I’m realizing now that “The Breakfast Club” is more of a cult favorite than it is a critical darling. It was the pinnacle film of the brat-pack era, and critics weren’t overly receptive to it. They saw Hughes’s ploy of putting all his characters into one room and forcing them to talk out their differences to be little more than a plot device. They saw it as a rehash of countless one-act plays on stage, and they would be right. How many movies today would even dare to do something so simple?

Considering that, “The Breakfast Club” could be a perfect fit on stage, but Hughes’s camera has so many lovely close-ups and shots isolating these figures in an artful tableaux that it belongs on screen. The movie’s first montage as they sit bored and fiddle with pencils, hoodie strings and more is as telling about teens as the unbelievably powerful powwow scene.
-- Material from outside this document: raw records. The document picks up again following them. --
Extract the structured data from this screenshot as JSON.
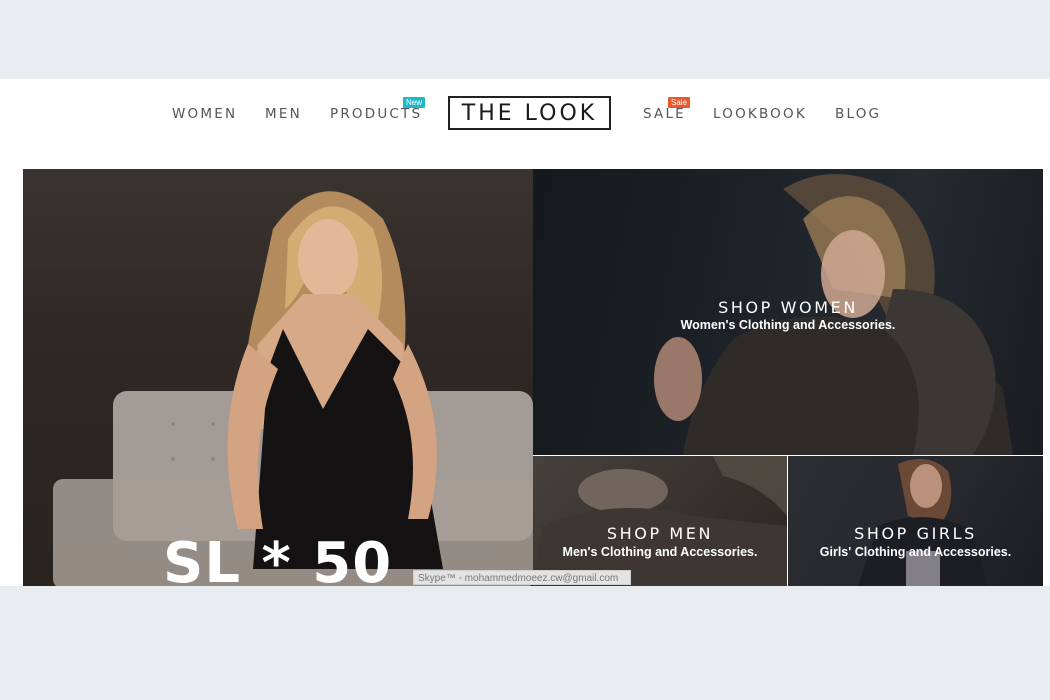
{
  "nav": {
    "items_left": [
      "WOMEN",
      "MEN",
      "PRODUCTS"
    ],
    "items_right": [
      "SALE",
      "LOOKBOOK",
      "BLOG"
    ],
    "products_badge": "New",
    "sale_badge": "Sale",
    "logo_text": "THE LOOK"
  },
  "hero": {
    "promo_text": "SL * 50",
    "women": {
      "title": "SHOP WOMEN",
      "subtitle": "Women's Clothing and Accessories."
    },
    "men": {
      "title": "SHOP MEN",
      "subtitle": "Men's Clothing and Accessories."
    },
    "girls": {
      "title": "SHOP GIRLS",
      "subtitle": "Girls' Clothing and Accessories."
    }
  },
  "overlay": {
    "skype_text": "Skype™ - mohammedmoeez.cw@gmail.com"
  },
  "colors": {
    "new_badge": "#1fb8c8",
    "sale_badge": "#e8592f",
    "nav_text": "#555555",
    "background": "#e9ecee"
  }
}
But consider also how much better the powwow scene is than it would be to send these characters back into the open world of high school. “The Breakfast Club” does not have a single one-dimensional character, not even Dean Vernon or Carl the janitor (John Kapelos). That would change if this had a conventional narrative, and suddenly their realizations could seem hackneyed and phony when stereotyping other high school students. Hughes’s screenplay is one of the rare examples in which it is preferable that he tell us about the characters rather than show us.

If I got sucked into the film, it’s because it’s also hilarious. Judd Nelson is pretty much the star here, but Anthony Michael Hall and Ally Sheedy get some great laughs too. Molly Ringwald and Emilio Estevez are the bigger heart of the story and aren’t as laugh out loud funny, but you couldn’t have this film without them.

I’ve pretty much said my piece on “The Breakfast Club.” It’s something of a masterpiece, and I don’t just mean that in a teen movie context.

I think if I had to choose a character I most closely identify with though, it would have to be Brian, for obvious, ironic reasons. This however rubs me the wrong way, because never have I seen a Hollywood movie where the good-looking, romantic lead is named Brian. Even in “The Breakfast Club,” Brian is the nerd in Physics and Math Club, does not get paired off with one of the girls and still ends up writing the entire paper. “Are your parents aware of this?”